ValidationExceptions when things go wrong? Or do I want to bundle all validation errors in a single
Result<TOk, TError> instead? Do I need to call out to an async database to get some necessary data first? Getting rid of some thorns will give me a clearer picture on these fronts and it’s easier to iterate on your-best-guess-of-the-final-API from the start before writing tens of tests that couple to this API.
#2 Transformation Priority Premise
The transformation priority premise (TPP) states that “every code change is either a refactoring or one of a finite number of transformations” and moreover, that “there exists a priority between these transformations”. The premise is that by using this priority as a heuristic to pick and implement the next test or to pick between alternative implementation options, you won’t “take a wrong turn” and end up in a situation where the next test requires you to completely rewrite the algorithm from scratch because you painted yourself in a corner.
TPP is referenced quite a lot in modern TDD/XP literature and I encourage you to read up on it and practice using it. I do use it myself when reasoning about code but I find it tricky to use as a test selection heuristic.
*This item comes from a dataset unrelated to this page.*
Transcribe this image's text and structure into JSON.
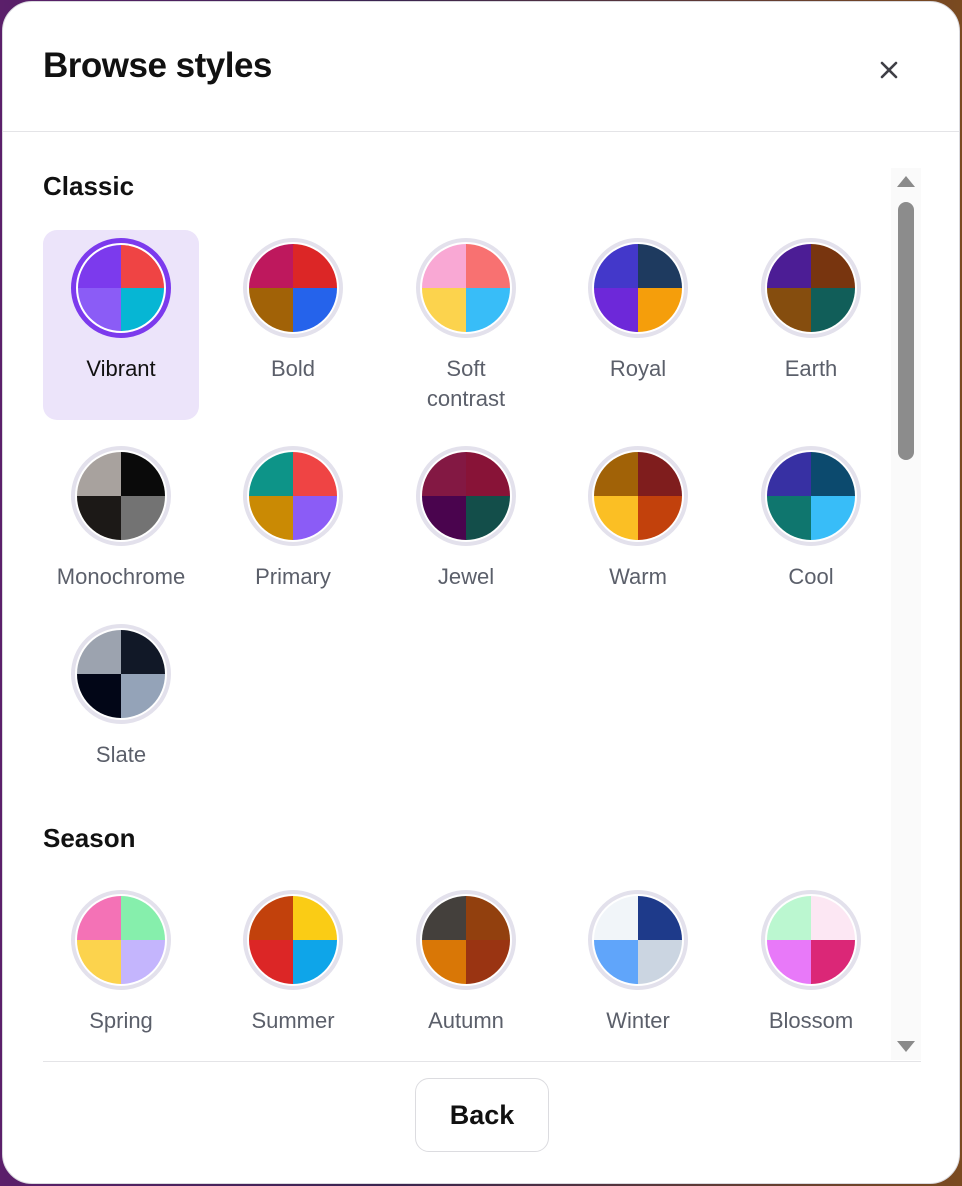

It’s just too much mental gymnastics to go over the test list each time and see which one could be implemented by using the “highest priority transformation”. There’s a great write-up on how you can use TPP this way on the 8th light blog.
What TPP does provide is a prioritised and explicit list that can be used if you’re new to this gig. A great addition to your toolbox if you’re just starting with your TDD journey and could use some shu-level guidance!
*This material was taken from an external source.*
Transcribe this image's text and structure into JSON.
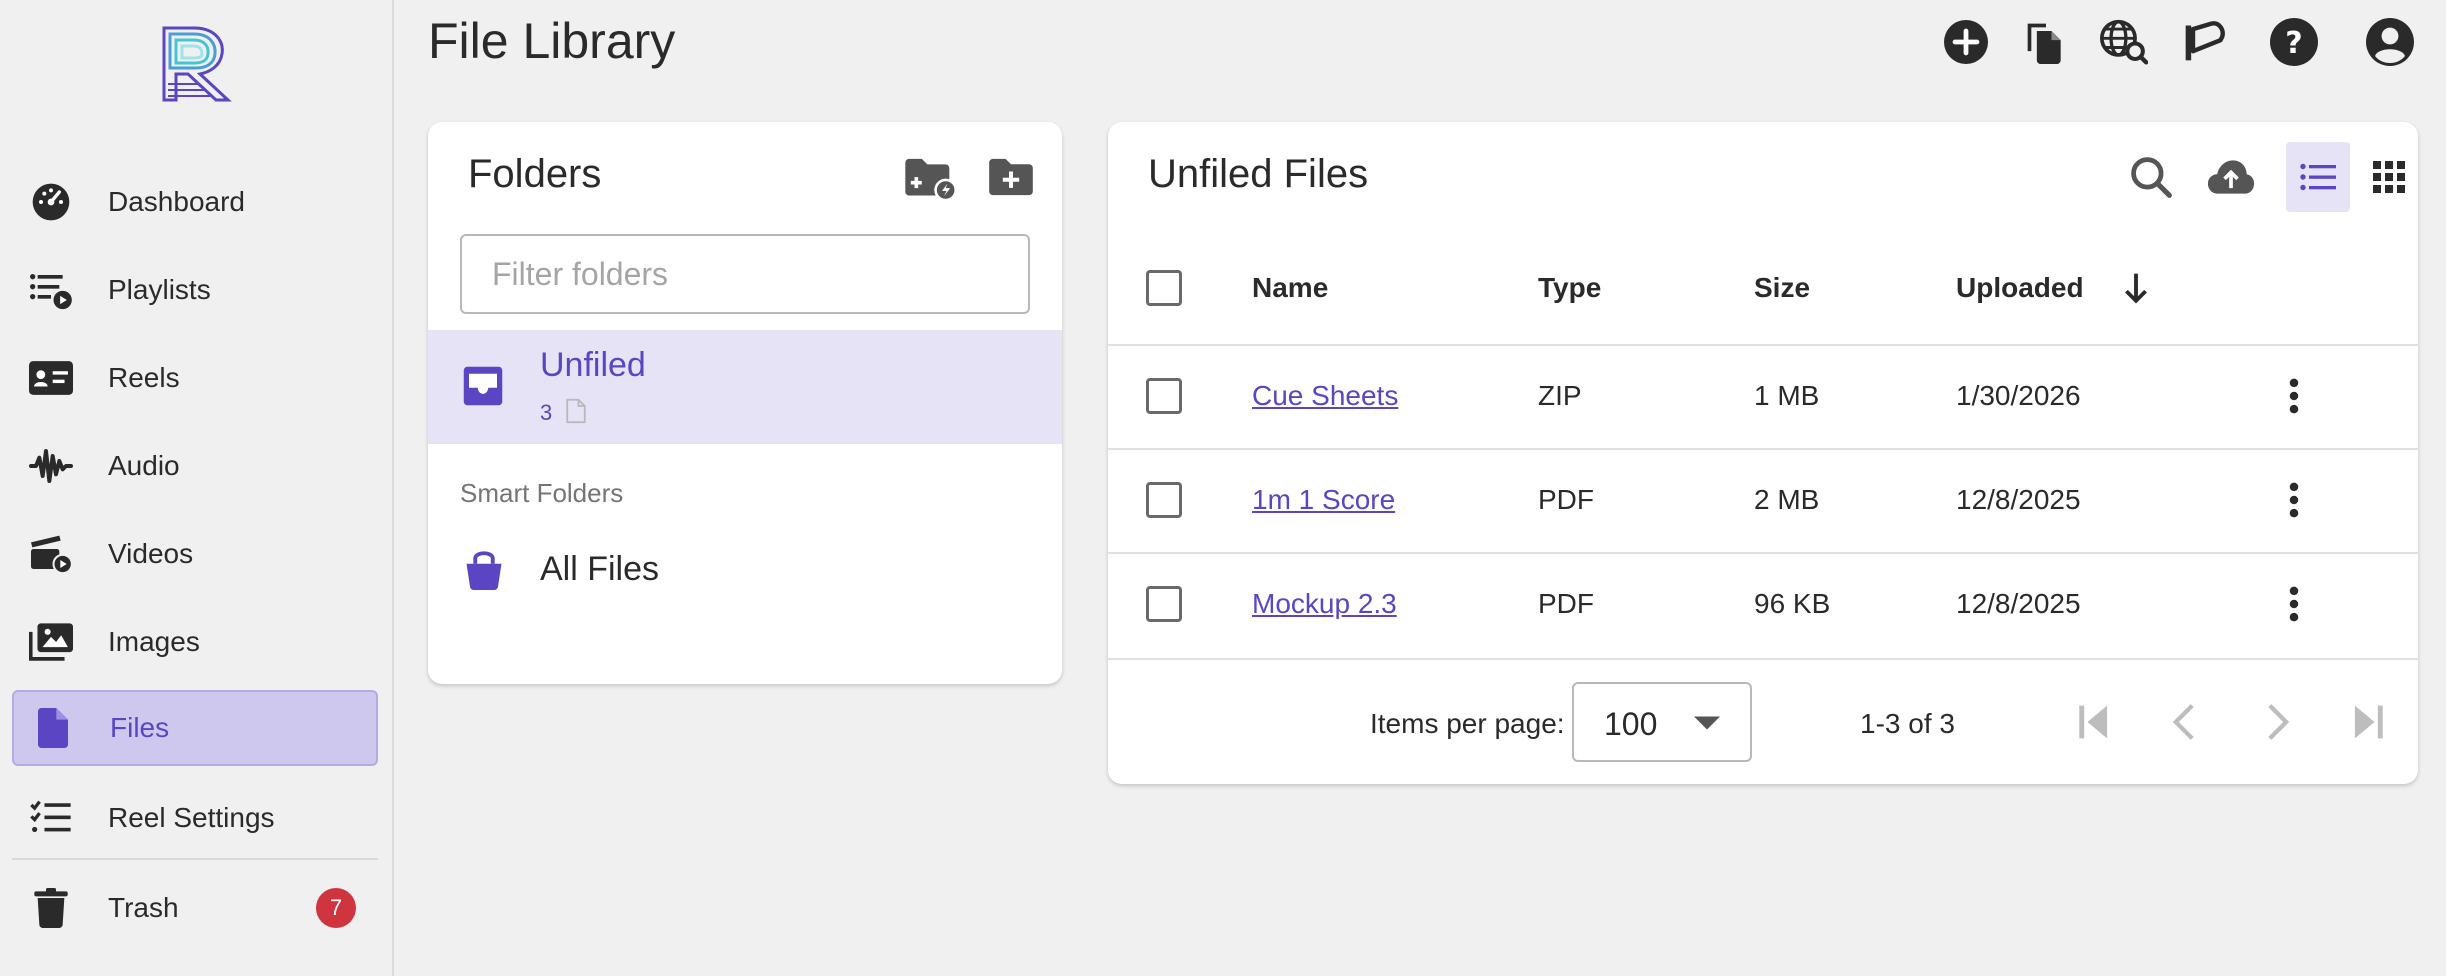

#3 One step tests
This is another gem from [Beck], the “one step tests” heuristic:
Which test should you pick next from the list? Pick a test that will teach you something and that you are confident you can implement.[…]When I look at a Test List, I think, “That’s obvious, that’s obvious, I have no idea, obvious, what was I thinking about with that one, ah, this one I can do.” That last test is the test I implement next. It didn’t strike me as obvious, but I’m also confident I can make it work.Kent Beck, Test Driven Development By Example
Again there are some subtle points to discover when working with this heuristic. It has both a “lower bound” and an “upper bound” on the step size:
- Only write a test that will influence the design. If a test will not force any change to the code under test, it might not be worth writing.
- From all tests that will force a code change, pick the one that introduces the smallest new “facet”.
Lots of other people use this heuristic. In my research I encountered these two great explanations:
- JB Rainsberger uses this heuristic in his online course World’s best (and gentlest) introduction to TDD which I wholeheartedly recommend.
- The blog post Avoid getting stuck or what’s the next test by jenslukowski arrives at the same conclusions and coins the “facet” term.
A worked example
All that theory might sound fine and dandy, but what does it mean in practice? You can watch a screencast of me using these heuristics on an example right here.
Thinking about these heuristics has led me to arrive at the following conclusion on how to “pick the next test” when test-driving code.
Both TPP and one step tests are expressing the same idea, be it framed as “select the test that requires the highest-priority transformation” or “select the test that forces you to take one and only one step ahead”. Gold and thorns splits the test list in 2 distinct categories which you can put focus on. TPP provides an explicit-but-very-cognitively-intensive approach, “one step tests” have more of a “gut feeling” approach.
So in closing, the full heuristic I use when selecting the next test:
Start with a kernel. Get rid of some thorns but focus on the gold.
Pick the test that forces you to add one (and only one) new facet.
Now it’s your turn! How do you pick “the next test”? Do you use a different heuristic? Let me know in the comments below or on @jovaneyck